Step 2: Meet Educational and Experience Requirements

In Florida, contractors are required to have a certain level of education and experience to become licensed. The Florida Department of Business and Professional Regulation (DBPR) requires that contractors have a minimum of four years of experience in their chosen field of construction. Additionally, contractors must complete a 14-hour financial responsibility course and pass an exam to be licensed.

Step 3: Apply for a Contractor`s License

Once you`ve met the educational and experience requirements, you`ll need to apply for a contractor`s license with the DBPR. This involves submitting your application, exam scores, and proof of insurance and financial responsibility. You`ll also need to pay an application fee and a license fee.

Step 4: Obtain Insurance and Financial Responsibility

Florida requires that contractors carry liability insurance and worker`s compensation insurance. Additionally, contractors must provide proof of financial responsibility, which can be in the form of a surety bond or letter of credit. These requirements are put in place to protect both the contractor and the client in case of injury or damage on the job site.

Step 5: Maintain Your License

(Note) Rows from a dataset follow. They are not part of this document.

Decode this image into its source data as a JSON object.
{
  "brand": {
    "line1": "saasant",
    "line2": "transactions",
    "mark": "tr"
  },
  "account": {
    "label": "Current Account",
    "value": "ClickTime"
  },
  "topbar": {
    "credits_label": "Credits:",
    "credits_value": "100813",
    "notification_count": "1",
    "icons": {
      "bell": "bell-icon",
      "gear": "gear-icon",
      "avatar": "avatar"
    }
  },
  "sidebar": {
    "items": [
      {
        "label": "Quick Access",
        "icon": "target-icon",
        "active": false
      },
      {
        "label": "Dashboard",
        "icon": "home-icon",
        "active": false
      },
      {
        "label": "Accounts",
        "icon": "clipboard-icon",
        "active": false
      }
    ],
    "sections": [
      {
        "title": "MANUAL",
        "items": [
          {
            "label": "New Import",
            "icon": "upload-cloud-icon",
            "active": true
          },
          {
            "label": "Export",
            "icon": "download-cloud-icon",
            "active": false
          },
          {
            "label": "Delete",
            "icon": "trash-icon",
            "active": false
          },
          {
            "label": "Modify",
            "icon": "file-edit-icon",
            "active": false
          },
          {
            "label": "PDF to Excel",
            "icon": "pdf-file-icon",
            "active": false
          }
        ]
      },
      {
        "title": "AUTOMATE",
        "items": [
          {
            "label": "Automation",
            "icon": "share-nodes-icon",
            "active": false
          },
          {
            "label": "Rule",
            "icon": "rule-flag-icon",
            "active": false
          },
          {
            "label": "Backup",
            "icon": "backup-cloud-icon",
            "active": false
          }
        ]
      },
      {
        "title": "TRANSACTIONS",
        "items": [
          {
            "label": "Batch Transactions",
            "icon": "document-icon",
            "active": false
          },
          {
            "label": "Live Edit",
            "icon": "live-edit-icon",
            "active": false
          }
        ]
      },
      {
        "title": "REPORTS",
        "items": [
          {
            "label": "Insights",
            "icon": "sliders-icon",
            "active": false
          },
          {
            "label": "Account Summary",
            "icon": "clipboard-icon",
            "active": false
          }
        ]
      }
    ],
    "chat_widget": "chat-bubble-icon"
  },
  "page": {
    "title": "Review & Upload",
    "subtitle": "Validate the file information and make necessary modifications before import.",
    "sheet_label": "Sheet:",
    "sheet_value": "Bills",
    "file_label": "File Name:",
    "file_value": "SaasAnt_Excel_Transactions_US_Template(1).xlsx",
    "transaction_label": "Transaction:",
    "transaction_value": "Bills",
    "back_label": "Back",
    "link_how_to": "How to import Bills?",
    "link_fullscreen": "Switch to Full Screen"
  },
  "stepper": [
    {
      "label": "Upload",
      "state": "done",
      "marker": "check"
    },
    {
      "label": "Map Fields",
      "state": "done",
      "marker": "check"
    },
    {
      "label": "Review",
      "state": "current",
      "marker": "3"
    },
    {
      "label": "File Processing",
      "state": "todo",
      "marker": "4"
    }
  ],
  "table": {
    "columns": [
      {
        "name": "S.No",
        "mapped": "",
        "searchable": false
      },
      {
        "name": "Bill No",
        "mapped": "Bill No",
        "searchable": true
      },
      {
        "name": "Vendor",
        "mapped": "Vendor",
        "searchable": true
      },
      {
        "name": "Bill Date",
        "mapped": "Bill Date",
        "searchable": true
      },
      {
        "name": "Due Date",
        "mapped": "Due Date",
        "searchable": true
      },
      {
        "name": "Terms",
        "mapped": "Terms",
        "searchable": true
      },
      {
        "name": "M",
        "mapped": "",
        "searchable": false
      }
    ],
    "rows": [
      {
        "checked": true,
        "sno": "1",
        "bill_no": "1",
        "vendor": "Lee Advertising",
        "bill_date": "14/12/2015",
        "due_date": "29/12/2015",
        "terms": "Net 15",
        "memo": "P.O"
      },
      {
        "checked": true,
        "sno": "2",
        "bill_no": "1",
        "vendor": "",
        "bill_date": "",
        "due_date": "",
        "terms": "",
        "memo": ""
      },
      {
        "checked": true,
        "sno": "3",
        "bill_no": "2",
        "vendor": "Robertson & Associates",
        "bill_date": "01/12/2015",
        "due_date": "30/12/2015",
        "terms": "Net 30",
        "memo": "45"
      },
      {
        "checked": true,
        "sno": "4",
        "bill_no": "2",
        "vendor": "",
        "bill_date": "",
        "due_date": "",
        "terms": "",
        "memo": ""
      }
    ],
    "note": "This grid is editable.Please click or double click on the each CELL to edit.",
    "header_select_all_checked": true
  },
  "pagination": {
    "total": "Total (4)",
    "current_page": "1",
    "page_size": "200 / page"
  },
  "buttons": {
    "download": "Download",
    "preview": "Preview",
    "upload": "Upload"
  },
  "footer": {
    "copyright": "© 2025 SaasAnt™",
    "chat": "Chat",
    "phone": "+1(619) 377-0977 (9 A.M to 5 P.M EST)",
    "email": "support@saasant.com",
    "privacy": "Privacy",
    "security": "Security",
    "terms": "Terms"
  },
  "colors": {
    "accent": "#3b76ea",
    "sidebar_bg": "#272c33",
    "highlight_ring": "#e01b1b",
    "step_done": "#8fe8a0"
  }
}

Once you`ve obtained your contractor`s license, it`s important to keep it up-to-date and in good standing. Florida requires that contractors renew their licenses every two years and complete continuing education courses. It`s also important to stay up-to-date on changes to state licensing requirements and any new laws or regulations that may affect your work.

Becoming a contractor in Florida requires dedication, hard work, and a commitment to learning and staying up-to-date on industry trends and best practices. However, with the right education, experience, and licensing, a career in contracting can be highly rewarding both professionally and financially.